An HMRC investigation into an organised crime group who used the stolen identities of public sector employees in a complex plot to attempt to claim £10.2m in tax credits has resulted in jail terms and suspended sentences for four of the six people involved, with two still on the run
Adedamola Oyebode, from Lewisham in London, worked as an events and marketing assistant for the Civil Service Sports Council (CSSC). In April and June 2009, she accessed the CSSC’s password protected membership system and stole personal details of 10,300 members.
The data stolen related to 10% of its membership, which is mainly civil servants but also includes some armed forces and police force personnel, local authority employees, members of parliament, and retired public servants.
Oyebode then passed the data to her brother-in-law, Oluwatobi Odeyemi, known as Emmanuel, from Gravesend, Kent. HMRC says he was a key facilitator in the criminal operation, managing the stolen data used to make false tax credits claims.
Odeyemi’s friend, Kayode Sanni, of Leeds, ensured the stolen data was used to apply for tax credits. He recruited and managed a friend, Chantelle Gumbs, whose job was to request the tax credits application packs from HMRC used to make fraudulent tax credits claims. The gang completed the forms, adding details of bank accounts that had been set up to commit the fraud, and returned them to HMRC.
Of the 10,300 identities stolen, 2,504 were used to make fraudulent tax credits claims resulting in £2.4m being paid out. Further claims were made but not paid. Had the fraud not been uncovered and stopped, HMRC estimates that at least another £7.8m would have been paid to the criminals, leading to a total attempted fraud of £10.2m.
The scam was uncovered in late 2009 by HMRC’s identity fraud and risk teams concerned about the volume of new claims for civil servants, predominately for working tax credits. Their initial enquiries also highlighted potential sources of a data leak.
HMRC began a criminal investigation in April 2010. Investigators analysed huge amounts of information, including tax credits records, recordings of phone calls to the tax credits helpline, banking data, notebooks, diaries, computer, email, and data storage devices, and mobile phone, text message and telephone records. An expert voice analyst gave evidence during Kayode Sanni’s trial.
Following a trial at the Old Bailey, Sanni was jailed for five years and three months, with the judge telling him ‘the only remorse is that you got caught’, and Odeyemi for three and a half years. Oyebode was sentenced to two years, suspended for two years must complete 160 hours of unpaid community work and is subject to a three month curfew. Gumbs was sentenced to 15 months, suspended for two years, and also received a rehabilitation order.

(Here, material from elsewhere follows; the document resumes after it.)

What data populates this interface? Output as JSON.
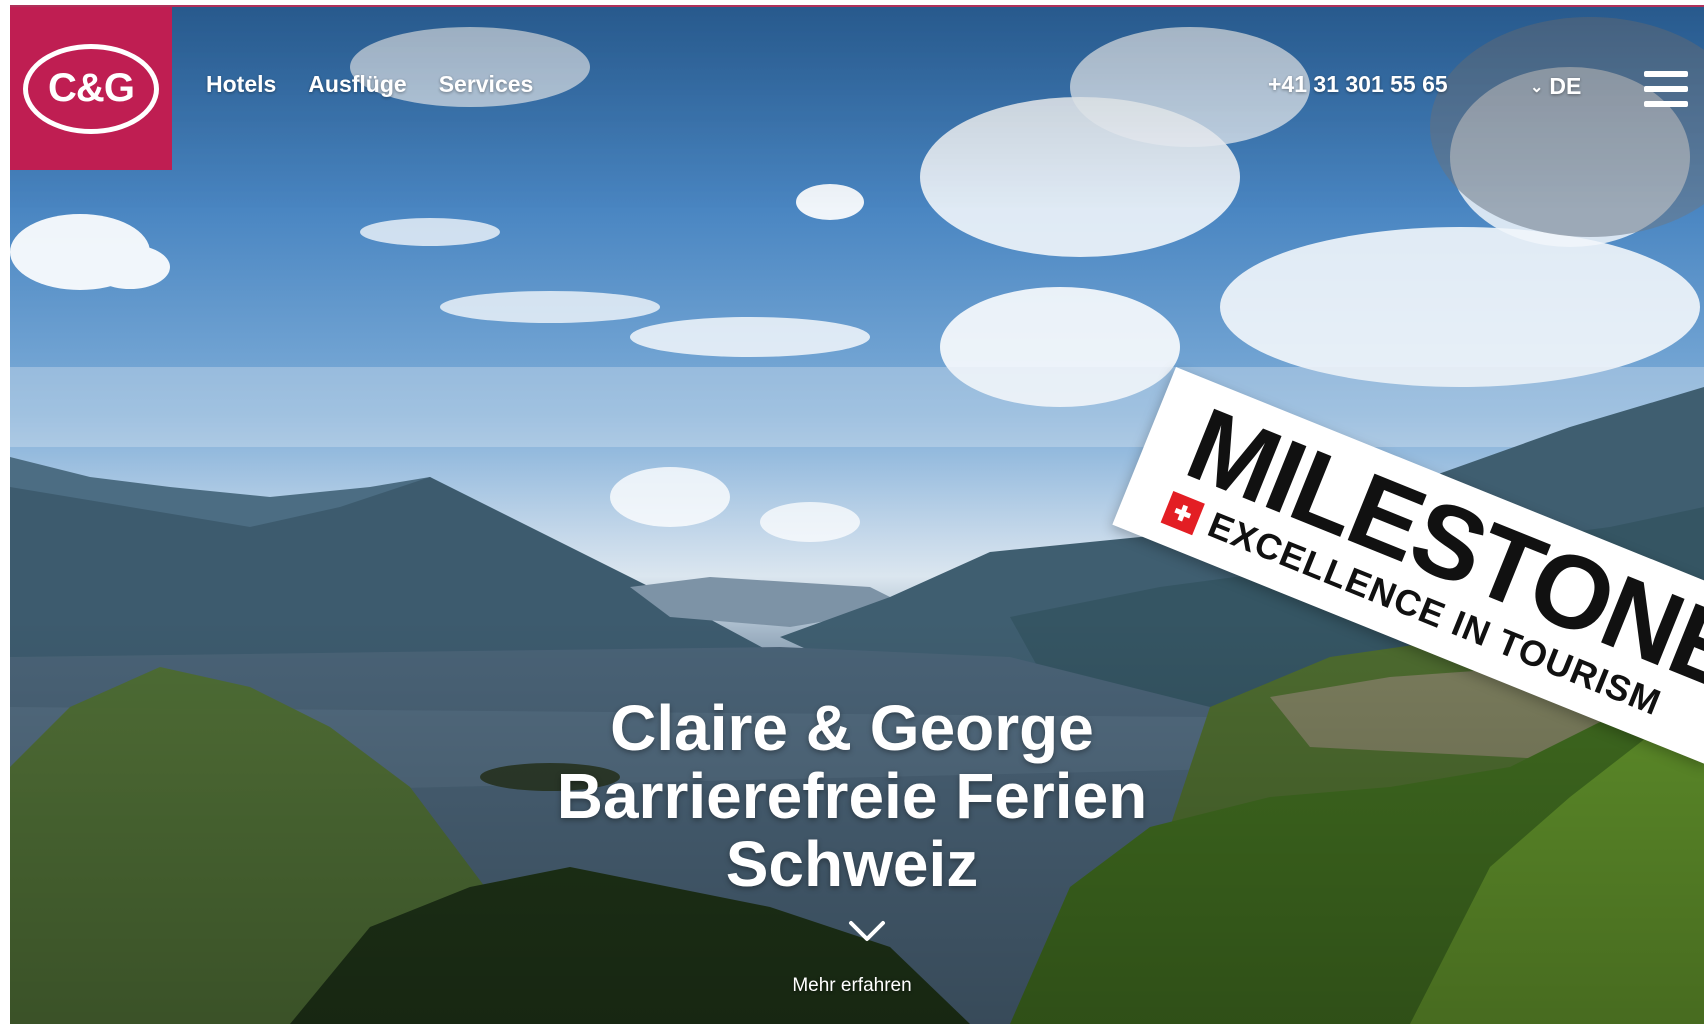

Simon York, Director of HMRC’s Fraud Investigation Service, said: ‘These criminals launched an organised attack on the tax credits system, a system designed to help some of the most vulnerable people in our society.
‘Thanks to the experience of HMRC's officers, the effectiveness of our counter-fraud checks, and an extremely complex criminal investigation, the fraud was stopped and HMRC prevented £8m of false claims being paid to the criminals.’
HMRC say they believe the fraudsters conspired with two others who are on-the-run, and are appealing for information on their whereabouts. Emmanuel Odeyemi’s brother Oluwagbenga Odeyemi, known as Stephen, and Stephen’s wife Oluwatumininu Banjo, also known as Tumi, are thought to be in Nigeria.